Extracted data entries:
★ ★ ★

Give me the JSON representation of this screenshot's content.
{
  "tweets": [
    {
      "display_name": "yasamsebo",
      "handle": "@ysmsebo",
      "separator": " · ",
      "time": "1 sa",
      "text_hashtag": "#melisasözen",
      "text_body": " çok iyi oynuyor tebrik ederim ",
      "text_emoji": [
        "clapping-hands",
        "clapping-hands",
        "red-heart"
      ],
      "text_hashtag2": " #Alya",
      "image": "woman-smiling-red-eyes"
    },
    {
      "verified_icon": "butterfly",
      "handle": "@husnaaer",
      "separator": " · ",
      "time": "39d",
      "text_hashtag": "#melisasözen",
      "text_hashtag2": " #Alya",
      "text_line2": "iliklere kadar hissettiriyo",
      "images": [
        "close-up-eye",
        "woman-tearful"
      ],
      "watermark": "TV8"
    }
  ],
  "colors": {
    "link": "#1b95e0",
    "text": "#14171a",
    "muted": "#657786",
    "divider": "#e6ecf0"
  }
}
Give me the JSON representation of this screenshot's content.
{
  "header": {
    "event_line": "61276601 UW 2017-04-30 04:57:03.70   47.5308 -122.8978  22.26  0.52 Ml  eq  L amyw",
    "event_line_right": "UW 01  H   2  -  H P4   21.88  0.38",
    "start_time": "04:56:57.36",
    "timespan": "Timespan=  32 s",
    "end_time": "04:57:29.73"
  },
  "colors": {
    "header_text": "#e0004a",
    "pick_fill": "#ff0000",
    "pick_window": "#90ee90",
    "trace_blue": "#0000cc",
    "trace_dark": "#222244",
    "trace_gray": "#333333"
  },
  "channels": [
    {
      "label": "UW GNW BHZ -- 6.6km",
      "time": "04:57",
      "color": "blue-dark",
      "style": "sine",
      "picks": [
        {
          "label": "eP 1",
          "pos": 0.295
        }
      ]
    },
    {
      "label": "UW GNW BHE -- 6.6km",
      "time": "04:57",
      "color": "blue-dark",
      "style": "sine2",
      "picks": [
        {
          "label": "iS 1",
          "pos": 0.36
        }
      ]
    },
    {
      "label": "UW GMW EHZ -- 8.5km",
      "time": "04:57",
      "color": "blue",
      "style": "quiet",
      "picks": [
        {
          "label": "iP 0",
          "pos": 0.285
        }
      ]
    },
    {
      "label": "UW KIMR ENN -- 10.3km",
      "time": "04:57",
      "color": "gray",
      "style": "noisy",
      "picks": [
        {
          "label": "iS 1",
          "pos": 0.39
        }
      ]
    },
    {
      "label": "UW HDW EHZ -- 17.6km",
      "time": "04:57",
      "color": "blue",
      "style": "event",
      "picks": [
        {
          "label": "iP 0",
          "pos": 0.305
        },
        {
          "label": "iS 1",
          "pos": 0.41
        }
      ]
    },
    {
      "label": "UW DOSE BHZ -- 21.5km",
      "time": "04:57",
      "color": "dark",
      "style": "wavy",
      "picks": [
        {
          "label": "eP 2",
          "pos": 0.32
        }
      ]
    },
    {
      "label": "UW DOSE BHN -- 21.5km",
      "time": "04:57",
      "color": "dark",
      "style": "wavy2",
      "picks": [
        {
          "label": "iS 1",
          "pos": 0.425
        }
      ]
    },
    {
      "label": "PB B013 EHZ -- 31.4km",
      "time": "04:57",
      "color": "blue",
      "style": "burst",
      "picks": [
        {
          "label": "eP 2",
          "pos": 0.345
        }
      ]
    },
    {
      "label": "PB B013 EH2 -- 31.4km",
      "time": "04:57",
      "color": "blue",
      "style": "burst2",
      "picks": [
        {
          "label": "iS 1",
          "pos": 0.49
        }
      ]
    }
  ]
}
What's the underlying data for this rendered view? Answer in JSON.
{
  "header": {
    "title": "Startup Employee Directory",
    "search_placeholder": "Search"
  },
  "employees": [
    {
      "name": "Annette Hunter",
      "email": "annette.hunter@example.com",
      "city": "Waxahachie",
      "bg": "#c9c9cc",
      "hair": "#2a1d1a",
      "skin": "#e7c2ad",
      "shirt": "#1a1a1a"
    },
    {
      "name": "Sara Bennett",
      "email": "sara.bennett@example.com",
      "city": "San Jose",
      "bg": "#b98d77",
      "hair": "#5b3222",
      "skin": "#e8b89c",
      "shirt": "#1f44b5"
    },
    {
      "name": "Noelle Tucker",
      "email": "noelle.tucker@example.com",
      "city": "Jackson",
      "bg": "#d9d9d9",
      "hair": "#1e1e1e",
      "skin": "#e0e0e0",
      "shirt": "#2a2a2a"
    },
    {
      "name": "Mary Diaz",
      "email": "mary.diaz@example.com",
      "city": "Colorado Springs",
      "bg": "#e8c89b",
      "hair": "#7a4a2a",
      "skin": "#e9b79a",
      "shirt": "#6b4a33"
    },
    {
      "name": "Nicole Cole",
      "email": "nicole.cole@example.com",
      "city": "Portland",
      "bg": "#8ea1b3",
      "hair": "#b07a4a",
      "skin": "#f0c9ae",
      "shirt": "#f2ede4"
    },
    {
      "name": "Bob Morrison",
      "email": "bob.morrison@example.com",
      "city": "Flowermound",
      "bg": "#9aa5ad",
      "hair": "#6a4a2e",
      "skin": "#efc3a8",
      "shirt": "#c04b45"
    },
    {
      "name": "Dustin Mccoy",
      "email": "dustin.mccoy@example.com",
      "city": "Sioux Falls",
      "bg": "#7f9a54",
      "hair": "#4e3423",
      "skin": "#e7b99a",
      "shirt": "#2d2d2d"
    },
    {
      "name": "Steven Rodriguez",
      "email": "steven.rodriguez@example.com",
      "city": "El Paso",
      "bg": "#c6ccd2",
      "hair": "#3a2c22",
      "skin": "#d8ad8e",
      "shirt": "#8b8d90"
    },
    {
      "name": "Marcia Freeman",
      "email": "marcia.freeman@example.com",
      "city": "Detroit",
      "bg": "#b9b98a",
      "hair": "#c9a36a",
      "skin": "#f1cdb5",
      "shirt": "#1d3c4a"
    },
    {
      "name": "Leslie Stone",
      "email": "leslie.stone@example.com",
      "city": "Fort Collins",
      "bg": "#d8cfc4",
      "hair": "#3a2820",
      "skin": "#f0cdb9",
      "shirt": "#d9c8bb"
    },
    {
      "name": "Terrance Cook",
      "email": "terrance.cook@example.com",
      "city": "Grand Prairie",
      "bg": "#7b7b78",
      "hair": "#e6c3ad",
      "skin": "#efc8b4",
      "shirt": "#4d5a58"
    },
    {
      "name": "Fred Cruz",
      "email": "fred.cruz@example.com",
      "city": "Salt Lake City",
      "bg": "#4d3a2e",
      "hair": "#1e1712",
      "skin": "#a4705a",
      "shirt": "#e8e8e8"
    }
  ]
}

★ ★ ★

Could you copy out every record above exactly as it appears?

EXERCISE SOLUTION >>
Give me the JSON representation of this screenshot's content.
{
  "tweets": [
    {
      "display_name": "yasamsebo",
      "handle": "@ysmsebo",
      "separator": " · ",
      "time": "1 sa",
      "text_hashtag": "#melisasözen",
      "text_body": " çok iyi oynuyor tebrik ederim ",
      "text_emoji": [
        "clapping-hands",
        "clapping-hands",
        "red-heart"
      ],
      "text_hashtag2": " #Alya",
      "image": "woman-smiling-red-eyes"
    },
    {
      "verified_icon": "butterfly",
      "handle": "@husnaaer",
      "separator": " · ",
      "time": "39d",
      "text_hashtag": "#melisasözen",
      "text_hashtag2": " #Alya",
      "text_line2": "iliklere kadar hissettiriyo",
      "images": [
        "close-up-eye",
        "woman-tearful"
      ],
      "watermark": "TV8"
    }
  ],
  "colors": {
    "link": "#1b95e0",
    "text": "#14171a",
    "muted": "#657786",
    "divider": "#e6ecf0"
  }
}
Give me the JSON representation of this screenshot's content.
{
  "header": {
    "event_line": "61276601 UW 2017-04-30 04:57:03.70   47.5308 -122.8978  22.26  0.52 Ml  eq  L amyw",
    "event_line_right": "UW 01  H   2  -  H P4   21.88  0.38",
    "start_time": "04:56:57.36",
    "timespan": "Timespan=  32 s",
    "end_time": "04:57:29.73"
  },
  "colors": {
    "header_text": "#e0004a",
    "pick_fill": "#ff0000",
    "pick_window": "#90ee90",
    "trace_blue": "#0000cc",
    "trace_dark": "#222244",
    "trace_gray": "#333333"
  },
  "channels": [
    {
      "label": "UW GNW BHZ -- 6.6km",
      "time": "04:57",
      "color": "blue-dark",
      "style": "sine",
      "picks": [
        {
          "label": "eP 1",
          "pos": 0.295
        }
      ]
    },
    {
      "label": "UW GNW BHE -- 6.6km",
      "time": "04:57",
      "color": "blue-dark",
      "style": "sine2",
      "picks": [
        {
          "label": "iS 1",
          "pos": 0.36
        }
      ]
    },
    {
      "label": "UW GMW EHZ -- 8.5km",
      "time": "04:57",
      "color": "blue",
      "style": "quiet",
      "picks": [
        {
          "label": "iP 0",
          "pos": 0.285
        }
      ]
    },
    {
      "label": "UW KIMR ENN -- 10.3km",
      "time": "04:57",
      "color": "gray",
      "style": "noisy",
      "picks": [
        {
          "label": "iS 1",
          "pos": 0.39
        }
      ]
    },
    {
      "label": "UW HDW EHZ -- 17.6km",
      "time": "04:57",
      "color": "blue",
      "style": "event",
      "picks": [
        {
          "label": "iP 0",
          "pos": 0.305
        },
        {
          "label": "iS 1",
          "pos": 0.41
        }
      ]
    },
    {
      "label": "UW DOSE BHZ -- 21.5km",
      "time": "04:57",
      "color": "dark",
      "style": "wavy",
      "picks": [
        {
          "label": "eP 2",
          "pos": 0.32
        }
      ]
    },
    {
      "label": "UW DOSE BHN -- 21.5km",
      "time": "04:57",
      "color": "dark",
      "style": "wavy2",
      "picks": [
        {
          "label": "iS 1",
          "pos": 0.425
        }
      ]
    },
    {
      "label": "PB B013 EHZ -- 31.4km",
      "time": "04:57",
      "color": "blue",
      "style": "burst",
      "picks": [
        {
          "label": "eP 2",
          "pos": 0.345
        }
      ]
    },
    {
      "label": "PB B013 EH2 -- 31.4km",
      "time": "04:57",
      "color": "blue",
      "style": "burst2",
      "picks": [
        {
          "label": "iS 1",
          "pos": 0.49
        }
      ]
    }
  ]
}
What's the underlying data for this rendered view? Answer in JSON.
{
  "header": {
    "title": "Startup Employee Directory",
    "search_placeholder": "Search"
  },
  "employees": [
    {
      "name": "Annette Hunter",
      "email": "annette.hunter@example.com",
      "city": "Waxahachie",
      "bg": "#c9c9cc",
      "hair": "#2a1d1a",
      "skin": "#e7c2ad",
      "shirt": "#1a1a1a"
    },
    {
      "name": "Sara Bennett",
      "email": "sara.bennett@example.com",
      "city": "San Jose",
      "bg": "#b98d77",
      "hair": "#5b3222",
      "skin": "#e8b89c",
      "shirt": "#1f44b5"
    },
    {
      "name": "Noelle Tucker",
      "email": "noelle.tucker@example.com",
      "city": "Jackson",
      "bg": "#d9d9d9",
      "hair": "#1e1e1e",
      "skin": "#e0e0e0",
      "shirt": "#2a2a2a"
    },
    {
      "name": "Mary Diaz",
      "email": "mary.diaz@example.com",
      "city": "Colorado Springs",
      "bg": "#e8c89b",
      "hair": "#7a4a2a",
      "skin": "#e9b79a",
      "shirt": "#6b4a33"
    },
    {
      "name": "Nicole Cole",
      "email": "nicole.cole@example.com",
      "city": "Portland",
      "bg": "#8ea1b3",
      "hair": "#b07a4a",
      "skin": "#f0c9ae",
      "shirt": "#f2ede4"
    },
    {
      "name": "Bob Morrison",
      "email": "bob.morrison@example.com",
      "city": "Flowermound",
      "bg": "#9aa5ad",
      "hair": "#6a4a2e",
      "skin": "#efc3a8",
      "shirt": "#c04b45"
    },
    {
      "name": "Dustin Mccoy",
      "email": "dustin.mccoy@example.com",
      "city": "Sioux Falls",
      "bg": "#7f9a54",
      "hair": "#4e3423",
      "skin": "#e7b99a",
      "shirt": "#2d2d2d"
    },
    {
      "name": "Steven Rodriguez",
      "email": "steven.rodriguez@example.com",
      "city": "El Paso",
      "bg": "#c6ccd2",
      "hair": "#3a2c22",
      "skin": "#d8ad8e",
      "shirt": "#8b8d90"
    },
    {
      "name": "Marcia Freeman",
      "email": "marcia.freeman@example.com",
      "city": "Detroit",
      "bg": "#b9b98a",
      "hair": "#c9a36a",
      "skin": "#f1cdb5",
      "shirt": "#1d3c4a"
    },
    {
      "name": "Leslie Stone",
      "email": "leslie.stone@example.com",
      "city": "Fort Collins",
      "bg": "#d8cfc4",
      "hair": "#3a2820",
      "skin": "#f0cdb9",
      "shirt": "#d9c8bb"
    },
    {
      "name": "Terrance Cook",
      "email": "terrance.cook@example.com",
      "city": "Grand Prairie",
      "bg": "#7b7b78",
      "hair": "#e6c3ad",
      "skin": "#efc8b4",
      "shirt": "#4d5a58"
    },
    {
      "name": "Fred Cruz",
      "email": "fred.cruz@example.com",
      "city": "Salt Lake City",
      "bg": "#4d3a2e",
      "hair": "#1e1712",
      "skin": "#a4705a",
      "shirt": "#e8e8e8"
    }
  ]
}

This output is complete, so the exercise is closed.